A federal judge in El Paso recently granted summary judgment in favor of State Farm Lloyds, holding State Farm had no duty to defend or indemnify its insured, a conservative church who was sued for violating the Texas Election Code. In Word of Life Church v. State Farm Lloyds, EP-17-CV-00049-DCG, 2018 WL 297617 (W.D. Tex. Jan. 4, 2018) (slip copy), the church and its pastor began circulating a recall petition against the mayor of El Paso after the mayor broke a tie vote of the City Council to restore city benefits to same-sex partners of city employees. (The City Council vote came after a public referendum, supported by a PAC created by the pastor, in which voters of El Paso voted to rescind the existing grant of benefits.) The mayor sued the church and the pastor for violating the Texas Election Code by misusing church resources to file and circulate recall petitions. The court found that the church and pastor had violated the statute, and the parties agreed that the church owed the mayor $475,000 in damages.
The church sought defense and indemnity under its insurance policy with State Farm, which State Farm denied on the ground that the suit did not allege a potentially covered “advertising injury” under the policy's Coverage B. State Farm contended, and the court agreed, that the church's posting on its website announcing the recall petition and soliciting its members and the public to sign it did not meet the definition of an “advertisement” because it was not a marketing device designed to inform the public about the church's goods, products, or services. The church argued it was a strategy to solicit like-minded members, but the court observed that the notice listed six locations where people could go to sign the petition, and only one of them was the church, and rejected the idea that it was an advertising strategy to get people in the door. The court also rejected the church's argument that the mayor's suit alleged disparagement would have triggered coverage.
The suit also named the pastor individually, and the he argued the allegations against him triggered coverage because he allegedly committed a covered “wrongful act.” The policy covered negligent acts, errors, or omissions directly related to the operations of the church, and the pastor could not get around the disclaimer he had put on the church website, which stated it was owned by himself personally and not the church, and that in his official capacity as pastor, he neither encouraged nor discouraged the recall of the mayor.

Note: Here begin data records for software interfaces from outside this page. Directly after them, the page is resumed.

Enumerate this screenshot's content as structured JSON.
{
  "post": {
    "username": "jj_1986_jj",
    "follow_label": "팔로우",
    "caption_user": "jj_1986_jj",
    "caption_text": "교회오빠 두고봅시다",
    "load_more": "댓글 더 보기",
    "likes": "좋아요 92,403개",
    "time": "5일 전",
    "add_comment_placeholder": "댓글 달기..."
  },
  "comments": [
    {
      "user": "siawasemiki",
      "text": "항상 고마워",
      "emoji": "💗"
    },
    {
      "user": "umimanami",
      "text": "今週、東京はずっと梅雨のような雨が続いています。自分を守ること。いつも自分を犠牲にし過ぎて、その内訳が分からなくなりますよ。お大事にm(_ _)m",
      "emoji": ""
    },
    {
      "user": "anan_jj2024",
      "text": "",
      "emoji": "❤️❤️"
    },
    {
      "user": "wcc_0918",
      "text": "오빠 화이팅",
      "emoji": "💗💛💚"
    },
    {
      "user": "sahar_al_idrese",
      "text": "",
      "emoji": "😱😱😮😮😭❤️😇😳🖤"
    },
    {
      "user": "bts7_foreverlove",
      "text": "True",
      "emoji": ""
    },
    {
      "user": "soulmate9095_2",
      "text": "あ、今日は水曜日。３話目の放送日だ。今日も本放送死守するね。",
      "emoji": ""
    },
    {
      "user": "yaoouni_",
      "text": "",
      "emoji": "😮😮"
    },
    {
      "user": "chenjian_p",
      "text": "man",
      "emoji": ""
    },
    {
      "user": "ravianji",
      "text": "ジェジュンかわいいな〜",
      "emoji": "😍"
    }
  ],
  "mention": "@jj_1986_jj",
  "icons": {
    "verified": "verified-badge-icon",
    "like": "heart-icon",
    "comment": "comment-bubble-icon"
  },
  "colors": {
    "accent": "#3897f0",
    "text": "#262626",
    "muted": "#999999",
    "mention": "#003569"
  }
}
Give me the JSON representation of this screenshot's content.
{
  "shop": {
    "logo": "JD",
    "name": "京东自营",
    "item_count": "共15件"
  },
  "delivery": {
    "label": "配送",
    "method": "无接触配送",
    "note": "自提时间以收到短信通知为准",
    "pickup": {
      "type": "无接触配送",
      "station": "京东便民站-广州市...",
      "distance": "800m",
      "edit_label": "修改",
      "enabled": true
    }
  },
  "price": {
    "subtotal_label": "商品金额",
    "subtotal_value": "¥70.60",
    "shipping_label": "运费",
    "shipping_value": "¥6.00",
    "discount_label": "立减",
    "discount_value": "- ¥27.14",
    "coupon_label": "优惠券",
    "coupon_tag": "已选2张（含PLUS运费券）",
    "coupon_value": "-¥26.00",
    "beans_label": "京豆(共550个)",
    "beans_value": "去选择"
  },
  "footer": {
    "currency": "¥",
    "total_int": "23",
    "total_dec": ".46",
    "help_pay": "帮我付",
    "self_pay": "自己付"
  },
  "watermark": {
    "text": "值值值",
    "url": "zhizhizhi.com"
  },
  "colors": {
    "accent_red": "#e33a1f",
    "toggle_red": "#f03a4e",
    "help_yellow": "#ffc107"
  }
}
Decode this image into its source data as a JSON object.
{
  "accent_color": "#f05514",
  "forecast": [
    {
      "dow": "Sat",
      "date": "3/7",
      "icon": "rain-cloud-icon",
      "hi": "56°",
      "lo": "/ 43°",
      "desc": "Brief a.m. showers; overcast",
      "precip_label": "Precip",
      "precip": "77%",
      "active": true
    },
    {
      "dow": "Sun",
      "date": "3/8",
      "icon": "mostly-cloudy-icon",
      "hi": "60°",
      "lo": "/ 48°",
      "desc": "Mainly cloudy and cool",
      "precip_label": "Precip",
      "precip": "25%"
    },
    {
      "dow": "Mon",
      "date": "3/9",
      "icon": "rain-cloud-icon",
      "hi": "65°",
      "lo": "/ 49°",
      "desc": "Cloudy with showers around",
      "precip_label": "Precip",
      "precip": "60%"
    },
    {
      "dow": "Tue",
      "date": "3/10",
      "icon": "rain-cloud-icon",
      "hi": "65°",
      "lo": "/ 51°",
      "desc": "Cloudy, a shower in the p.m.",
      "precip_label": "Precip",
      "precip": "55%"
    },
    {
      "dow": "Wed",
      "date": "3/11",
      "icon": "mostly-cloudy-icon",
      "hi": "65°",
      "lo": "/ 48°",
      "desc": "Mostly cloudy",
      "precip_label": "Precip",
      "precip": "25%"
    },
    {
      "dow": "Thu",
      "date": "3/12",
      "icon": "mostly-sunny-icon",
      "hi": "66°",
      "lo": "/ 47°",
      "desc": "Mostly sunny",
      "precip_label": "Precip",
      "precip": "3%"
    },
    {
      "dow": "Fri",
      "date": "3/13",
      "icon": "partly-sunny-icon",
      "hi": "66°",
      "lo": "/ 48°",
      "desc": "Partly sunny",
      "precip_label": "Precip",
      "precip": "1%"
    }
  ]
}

His own self-serving affidavit stating that the entire campaign was a church ministry and therefor “directly related to the operations” of the church, without corroborating evidence, was not considered competent summary judgment evidence. Thus, State Farm's decision to completely deny defense and indemnity to both church and pastor was ratified by the court. Because the court found no coverage and no breach of contract, the court also summarily disposed of all extra-contractual claims.
[Editor’s Note: In an era in which some churches appear to be increasingly engaging in direct political activities such as forming PACs to pursue specific public policy goals and backing or opposing specific candidates, this timely case is a valuable lesson in both ecclesiology and coverage. It strongly suggests that when churches and their representatives engage in political activities, the very steps they take to try to protect themselves from improperly injecting the church too directly into politics, such as disclaimers and official statements of political neutrality, may simultaneously remove the resulting actions of church members and officials from liability coverage.]